The second part of our program was our visit to, and participation in, the 57th annual session of the NATO Parliamentary Assembly in Bucharest from 7 to 9 October 2011. I note the assistance of the Australian Honorary Consul in Romania, Mr George Prelea. He was particularly useful and we were very well looked after. I thank Mr Prelea and his wife for their support and warm hospitality. Having been a major in the Australian Army, it was good to be able to interact with members of parliament from NATO countries and other nations and to hear the opinions and perspectives on matters such as the war in Afghanistan, the NATO members' intervention in Libya and geopolitical developments on the edges of Europe.
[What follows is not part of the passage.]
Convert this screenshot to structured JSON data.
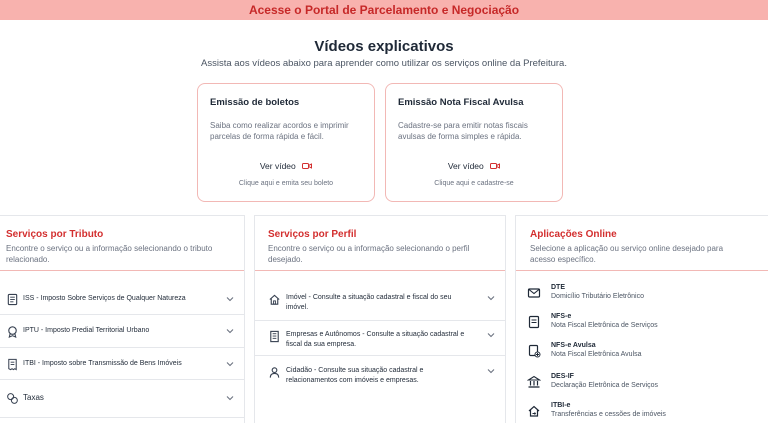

I would say, from my participation in the NATO Parliamentary Assembly, the conservative political group meeting and at several of the committee sessions, it was fascinating to witness the interaction between nations and political groups. I saw the way in which the Russian delegation had been invited to participate but on all occasions that I witnessed they adopted a critical approach to NATO and strongly pursued their national interests, even when the discussion did not mention them. I certainly discussed my observations with the Liberal Democrat MP from the United Kingdom and the participation of a highly critical Russia was clearly the source of great irritation with NATO member delegates. I also note that the political groups were very keen to ensure that they were well or at least properly represented in the leading positions in each of the committees. There certainly seemed to be a strong alliance of political philosophy that in some cases appeared to transcend national groupings.
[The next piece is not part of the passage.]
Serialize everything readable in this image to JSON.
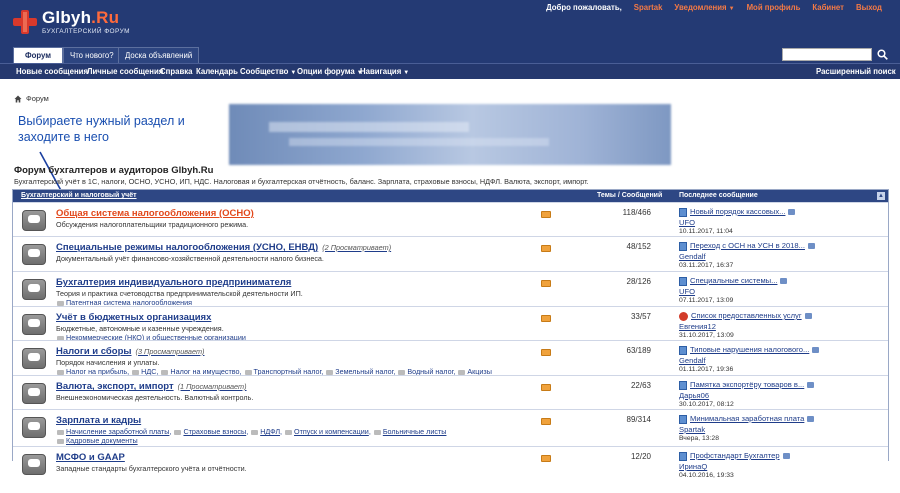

I would also take the opportunity to comment on the interactions between NATO members regarding the intervention that saw air strikes on government forces in Libya. This saw the United Kingdom and France supported by the United States on one side, with a block of critical nations on the other including Italy, Germany and Spain. Those nations were quite negative about the intervention and Russia also spoke against self-glorification. As I have already said, I found the interactions at the NATO Parliamentary Assembly fascinating. The importance of working with political friends was clearly evident and important in the multilateral environment. The involvement of Russia and the tolerance of their constant criticism was surprising, and also the way in which geopolitical events were approached and dealt with by the member nations of NATO.

It is my view that the Australian parliament should continue to attend the NATO Parliamentary Assembly so that we can better understand and appreciate the intricacies of Europe. It was a very good and useful experience and others should have the opportunity I have had. Before I conclude I would say briefly on Romania that the hospitality was very great from the members of the Romanian parliament, but it was very clear as well that there were problems with governance and corruption in Romania, which I am sure is distressing to Australians of Romanian descent. I reiterate that it was a great opportunity to attend these assemblies and I congratulate again Richard Selth and Paul Jeanroy and thank them for their efforts for us.

Debate adjourned.